A space for our thoughts

Addressing Polarizing Issues at Work

Share This Post

Tensions are running high and emotions weighing heavy in many organizations right now. 

While many people think the problem is global affairs or elections, our decades of experience in DEI let us know that the real problem is our lack of ability to engage with each other over polarizing issues. 

Our team meetings and Slack channels are starting to look like boxing rings with folks in their corners getting ready to fight their biggest fight. We are losing sight that the other player in the ring is just as scared and uncertain as we are. 

I am on the ground in organizations every day, working with teams to break this pattern.

Here’s how I suggest we all get to be our highest selves at work starting right now: 

sidenote: I have many of these tips and strategies thoroughly outlined in our Israel-Palestine DEI Toolkit for a deeper dive. To access that toolkit click here.

Strategy 1: Engage with the person, not the issue

We form our perspectives on highly polarizing topics based on lived experiences, shaped by our identity, upbringing, cultural background, and even what we carry intergenerationally. These are of the most deeply personal parts of ourselves linked to our core identity factors. So disagreements about that type of issue transcends a simple difference of opinion. Disagreement leads to a sense of rejection and a threat to our belonging. 

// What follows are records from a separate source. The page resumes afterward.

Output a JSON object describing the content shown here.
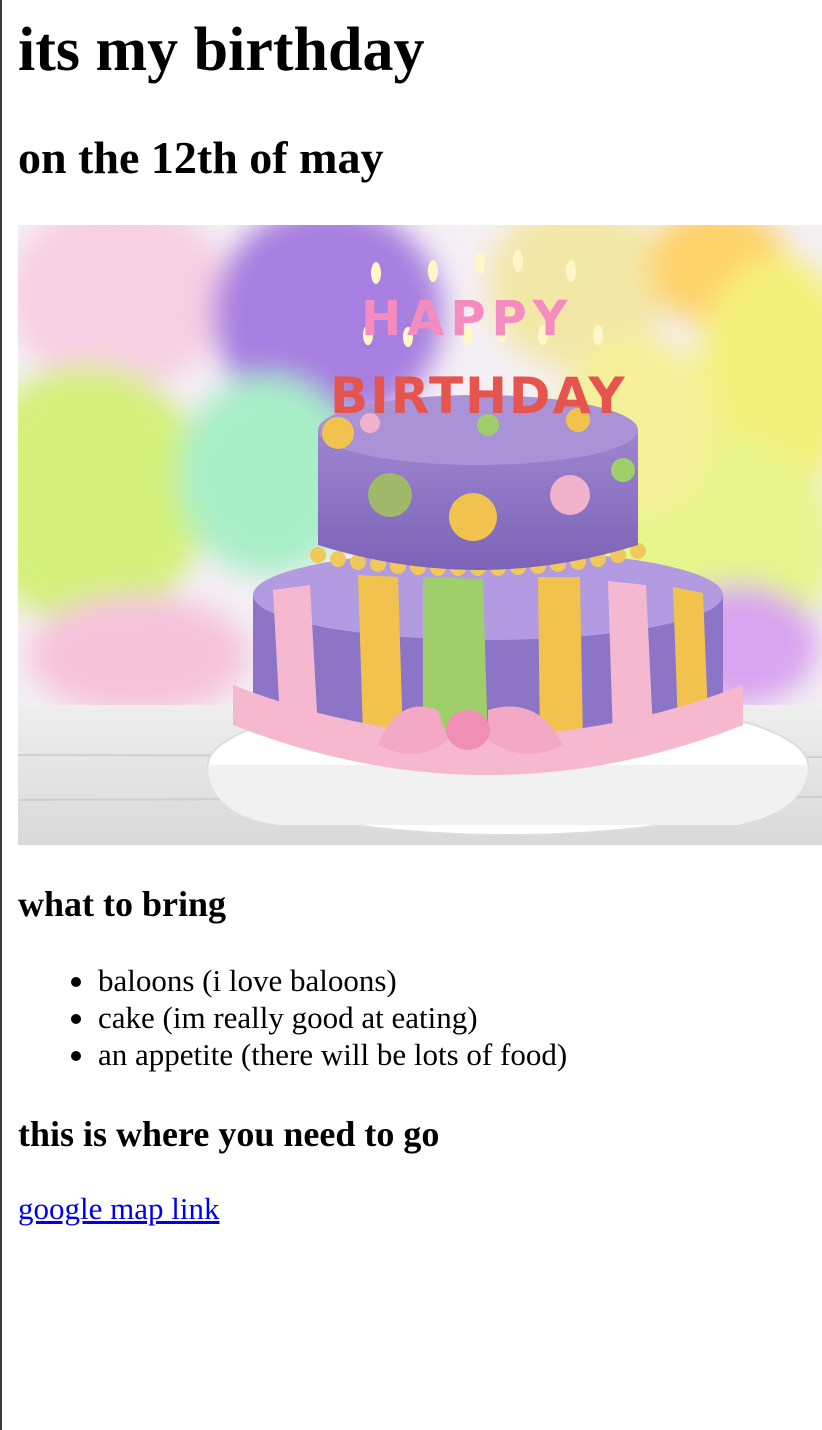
{
  "page": {
    "heading": "its my birthday",
    "subheading": "on the 12th of may"
  },
  "hero_image": {
    "icon": "birthday-cake-photo",
    "alt": "",
    "cake_topper_top": "HAPPY",
    "cake_topper_bottom": "BIRTHDAY"
  },
  "bring": {
    "heading": "what to bring",
    "items": [
      "baloons (i love baloons)",
      "cake (im really good at eating)",
      "an appetite (there will be lots of food)"
    ]
  },
  "directions": {
    "heading": "this is where you need to go",
    "link_label": "google map link"
  },
  "colors": {
    "link": "#0000ee",
    "text": "#000000",
    "background": "#ffffff"
  }
}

This feeling is heightened in teams focused on social causes or driven by a shared mission, like those we work with at Hyphens and Spaces. In that type of environment, a disagreement can feel like a betrayal within a community that typically fosters a high sense of belonging.

When our sense of belonging is threatened, it is very easy to fall into an “us v.s. Them” duality where we further demonize those with opposing views, attributing undesirable qualities to them to bolster our own sense of pride and righteousness. For example, we may describe “their” perspective as heartless, evil, and villainous so that in converse we experience ourselves as compassionate, good, and heroic. It is easier, and seemingly just, to hold anger and distance from people with those attributes. This just exacerbates the polarization. 

We deal with that by focusing on the person rather than the issue or belief. We can get curious about how the human across from us came to the belief that they have, the journey, their story, and the values they are striving to live out. 

Strategy 2: Restore belonging with affinity spaces

The core principle to address this is recognizing the humanity in others. We must acknowledge that individuals, even with differing perspectives, are acting with good intentions based on their experiences and worldviews. By resisting the urge to dehumanize and instead viewing others as individuals attuned to their own perspectives and needs, we open up opportunities for continued engagement despite disagreements. 

We can do that by first creating affinity spaces. Affinity spaces are usually places with people who have shared identity factors (e.g. Muslim, Jewish, parents, Latine, etc.) convene around issues relevant to that community. In this situation, affinity spaces will focus on belief rather than identity. 

In these spaces, people, who have felt themselves be demonized by “the other” will have their humanity reaffirmed, for them to acknowledge the sources of their perspectives, and to clarify their intentions. These affinity spaces are essential to restore a feeling of belonging and neutralize defensiveness. When our humanity is affirmed and perspective validated, we are better able to engage in a similar process of affirming the humanity of the “other”, acknowledging the sources of the perspectives and their intentions. We don’t have to agree with them, but we now have an opportunity to empathize with them. 

Strategy 3: Holding duality 

In the process of reflecting on self and others, the real challenge and opportunity lies in holding the duality within ourselves – accepting our role as both good and part of “the problem”. This dual perspective allows us to see the same duality in others.

In essence, the ability to engage with others while maintaining empathy and understanding, even in the face of profound disagreements, offers the best chance for addressing the complex issues that affect us as humans. It doesn’t mean you have to change your beliefs or convictions, but it should shift your perception of someone with an opposing view.

In diverse environments, we need to coexist despite differences, and doing so well makes a more inclusive and resilient community. In times of heightened tension, this skill becomes not just a tool but a cornerstone for building bridges and fostering a culture of open dialogue and understanding.

In our constantly evolving world, where polarizing topics are on the rise, mastering the art of engaging in difficult conversations becomes an indispensable skill for any team or organization committed to navigating the complexities of our shared humanity. We can continually emphasize the art of engaging in difficult conversations without losing sight of empathy, perspective-taking, and humanization.

To learn more about how we at Hyphens and Spaces guide teams in developing these crucial skills, share your needs and book a call here.

Samira Abdul-Karim

Samira Abdul-Karim

Chief Executive Officer and Principal Consultant​

More To Explore

Shopping Cart